#### [Records for processing]
********************

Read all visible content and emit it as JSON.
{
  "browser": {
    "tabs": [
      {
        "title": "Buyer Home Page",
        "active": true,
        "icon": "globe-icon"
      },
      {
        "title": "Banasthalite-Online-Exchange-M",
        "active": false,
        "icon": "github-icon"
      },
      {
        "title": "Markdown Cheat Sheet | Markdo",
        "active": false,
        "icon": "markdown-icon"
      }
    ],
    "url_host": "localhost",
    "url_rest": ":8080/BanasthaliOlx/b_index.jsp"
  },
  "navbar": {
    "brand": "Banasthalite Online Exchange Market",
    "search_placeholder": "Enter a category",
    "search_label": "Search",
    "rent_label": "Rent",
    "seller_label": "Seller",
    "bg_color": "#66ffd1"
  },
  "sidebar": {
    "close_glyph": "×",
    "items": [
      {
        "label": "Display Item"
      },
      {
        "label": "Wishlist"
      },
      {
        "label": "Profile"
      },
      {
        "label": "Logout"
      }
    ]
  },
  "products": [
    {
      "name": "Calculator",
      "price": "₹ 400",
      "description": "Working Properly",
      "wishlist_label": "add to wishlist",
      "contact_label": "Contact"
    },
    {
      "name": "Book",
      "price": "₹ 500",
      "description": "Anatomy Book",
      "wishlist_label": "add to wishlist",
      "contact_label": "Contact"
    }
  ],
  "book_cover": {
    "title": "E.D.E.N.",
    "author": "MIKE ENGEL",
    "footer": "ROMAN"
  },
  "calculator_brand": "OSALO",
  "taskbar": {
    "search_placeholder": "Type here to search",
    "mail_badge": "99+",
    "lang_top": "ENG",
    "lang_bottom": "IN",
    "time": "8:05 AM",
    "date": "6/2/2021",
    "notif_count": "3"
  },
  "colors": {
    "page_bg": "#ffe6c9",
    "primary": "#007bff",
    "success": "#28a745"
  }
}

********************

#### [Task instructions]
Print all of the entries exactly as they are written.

#### [Output for this task]
Read all visible content and emit it as JSON.
{
  "browser": {
    "tabs": [
      {
        "title": "Buyer Home Page",
        "active": true,
        "icon": "globe-icon"
      },
      {
        "title": "Banasthalite-Online-Exchange-M",
        "active": false,
        "icon": "github-icon"
      },
      {
        "title": "Markdown Cheat Sheet | Markdo",
        "active": false,
        "icon": "markdown-icon"
      }
    ],
    "url_host": "localhost",
    "url_rest": ":8080/BanasthaliOlx/b_index.jsp"
  },
  "navbar": {
    "brand": "Banasthalite Online Exchange Market",
    "search_placeholder": "Enter a category",
    "search_label": "Search",
    "rent_label": "Rent",
    "seller_label": "Seller",
    "bg_color": "#66ffd1"
  },
  "sidebar": {
    "close_glyph": "×",
    "items": [
      {
        "label": "Display Item"
      },
      {
        "label": "Wishlist"
      },
      {
        "label": "Profile"
      },
      {
        "label": "Logout"
      }
    ]
  },
  "products": [
    {
      "name": "Calculator",
      "price": "₹ 400",
      "description": "Working Properly",
      "wishlist_label": "add to wishlist",
      "contact_label": "Contact"
    },
    {
      "name": "Book",
      "price": "₹ 500",
      "description": "Anatomy Book",
      "wishlist_label": "add to wishlist",
      "contact_label": "Contact"
    }
  ],
  "book_cover": {
    "title": "E.D.E.N.",
    "author": "MIKE ENGEL",
    "footer": "ROMAN"
  },
  "calculator_brand": "OSALO",
  "taskbar": {
    "search_placeholder": "Type here to search",
    "mail_badge": "99+",
    "lang_top": "ENG",
    "lang_bottom": "IN",
    "time": "8:05 AM",
    "date": "6/2/2021",
    "notif_count": "3"
  },
  "colors": {
    "page_bg": "#ffe6c9",
    "primary": "#007bff",
    "success": "#28a745"
  }
}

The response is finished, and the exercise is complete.